DATA FOR THE TASK:
:::

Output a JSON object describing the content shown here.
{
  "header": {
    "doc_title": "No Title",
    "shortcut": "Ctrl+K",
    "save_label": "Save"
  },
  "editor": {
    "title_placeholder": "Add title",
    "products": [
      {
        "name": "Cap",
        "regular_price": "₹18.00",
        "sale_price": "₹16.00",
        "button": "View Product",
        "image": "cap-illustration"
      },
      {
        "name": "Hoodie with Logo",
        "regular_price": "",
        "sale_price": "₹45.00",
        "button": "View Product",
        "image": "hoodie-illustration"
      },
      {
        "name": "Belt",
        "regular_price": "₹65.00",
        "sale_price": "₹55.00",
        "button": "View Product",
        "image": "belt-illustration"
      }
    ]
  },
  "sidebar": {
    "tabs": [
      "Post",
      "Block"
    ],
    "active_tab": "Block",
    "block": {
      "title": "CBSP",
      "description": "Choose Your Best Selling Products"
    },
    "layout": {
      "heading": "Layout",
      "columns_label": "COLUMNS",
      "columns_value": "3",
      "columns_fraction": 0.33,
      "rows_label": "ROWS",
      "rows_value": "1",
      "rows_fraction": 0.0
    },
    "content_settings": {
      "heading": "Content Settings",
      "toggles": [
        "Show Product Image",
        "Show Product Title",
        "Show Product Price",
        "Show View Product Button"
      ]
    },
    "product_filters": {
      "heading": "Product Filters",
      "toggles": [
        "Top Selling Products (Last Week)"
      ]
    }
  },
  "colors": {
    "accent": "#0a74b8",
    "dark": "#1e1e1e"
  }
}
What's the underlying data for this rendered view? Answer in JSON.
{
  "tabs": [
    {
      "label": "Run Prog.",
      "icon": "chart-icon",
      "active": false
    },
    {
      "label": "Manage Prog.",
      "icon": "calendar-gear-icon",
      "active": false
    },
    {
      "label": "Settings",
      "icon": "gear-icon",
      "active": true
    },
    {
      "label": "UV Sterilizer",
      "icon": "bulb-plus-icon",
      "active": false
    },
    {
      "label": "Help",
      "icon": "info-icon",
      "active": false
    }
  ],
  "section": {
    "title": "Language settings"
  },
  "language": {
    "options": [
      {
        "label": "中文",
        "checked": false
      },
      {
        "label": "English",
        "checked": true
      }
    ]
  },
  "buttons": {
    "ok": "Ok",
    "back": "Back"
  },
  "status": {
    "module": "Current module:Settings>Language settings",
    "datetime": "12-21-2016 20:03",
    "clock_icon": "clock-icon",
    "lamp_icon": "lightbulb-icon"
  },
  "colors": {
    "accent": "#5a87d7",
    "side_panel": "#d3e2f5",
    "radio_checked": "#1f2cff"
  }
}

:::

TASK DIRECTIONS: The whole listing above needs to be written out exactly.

THE COMPLETED TASK:
Output a JSON object describing the content shown here.
{
  "header": {
    "doc_title": "No Title",
    "shortcut": "Ctrl+K",
    "save_label": "Save"
  },
  "editor": {
    "title_placeholder": "Add title",
    "products": [
      {
        "name": "Cap",
        "regular_price": "₹18.00",
        "sale_price": "₹16.00",
        "button": "View Product",
        "image": "cap-illustration"
      },
      {
        "name": "Hoodie with Logo",
        "regular_price": "",
        "sale_price": "₹45.00",
        "button": "View Product",
        "image": "hoodie-illustration"
      },
      {
        "name": "Belt",
        "regular_price": "₹65.00",
        "sale_price": "₹55.00",
        "button": "View Product",
        "image": "belt-illustration"
      }
    ]
  },
  "sidebar": {
    "tabs": [
      "Post",
      "Block"
    ],
    "active_tab": "Block",
    "block": {
      "title": "CBSP",
      "description": "Choose Your Best Selling Products"
    },
    "layout": {
      "heading": "Layout",
      "columns_label": "COLUMNS",
      "columns_value": "3",
      "columns_fraction": 0.33,
      "rows_label": "ROWS",
      "rows_value": "1",
      "rows_fraction": 0.0
    },
    "content_settings": {
      "heading": "Content Settings",
      "toggles": [
        "Show Product Image",
        "Show Product Title",
        "Show Product Price",
        "Show View Product Button"
      ]
    },
    "product_filters": {
      "heading": "Product Filters",
      "toggles": [
        "Top Selling Products (Last Week)"
      ]
    }
  },
  "colors": {
    "accent": "#0a74b8",
    "dark": "#1e1e1e"
  }
}
What's the underlying data for this rendered view? Answer in JSON.
{
  "tabs": [
    {
      "label": "Run Prog.",
      "icon": "chart-icon",
      "active": false
    },
    {
      "label": "Manage Prog.",
      "icon": "calendar-gear-icon",
      "active": false
    },
    {
      "label": "Settings",
      "icon": "gear-icon",
      "active": true
    },
    {
      "label": "UV Sterilizer",
      "icon": "bulb-plus-icon",
      "active": false
    },
    {
      "label": "Help",
      "icon": "info-icon",
      "active": false
    }
  ],
  "section": {
    "title": "Language settings"
  },
  "language": {
    "options": [
      {
        "label": "中文",
        "checked": false
      },
      {
        "label": "English",
        "checked": true
      }
    ]
  },
  "buttons": {
    "ok": "Ok",
    "back": "Back"
  },
  "status": {
    "module": "Current module:Settings>Language settings",
    "datetime": "12-21-2016 20:03",
    "clock_icon": "clock-icon",
    "lamp_icon": "lightbulb-icon"
  },
  "colors": {
    "accent": "#5a87d7",
    "side_panel": "#d3e2f5",
    "radio_checked": "#1f2cff"
  }
}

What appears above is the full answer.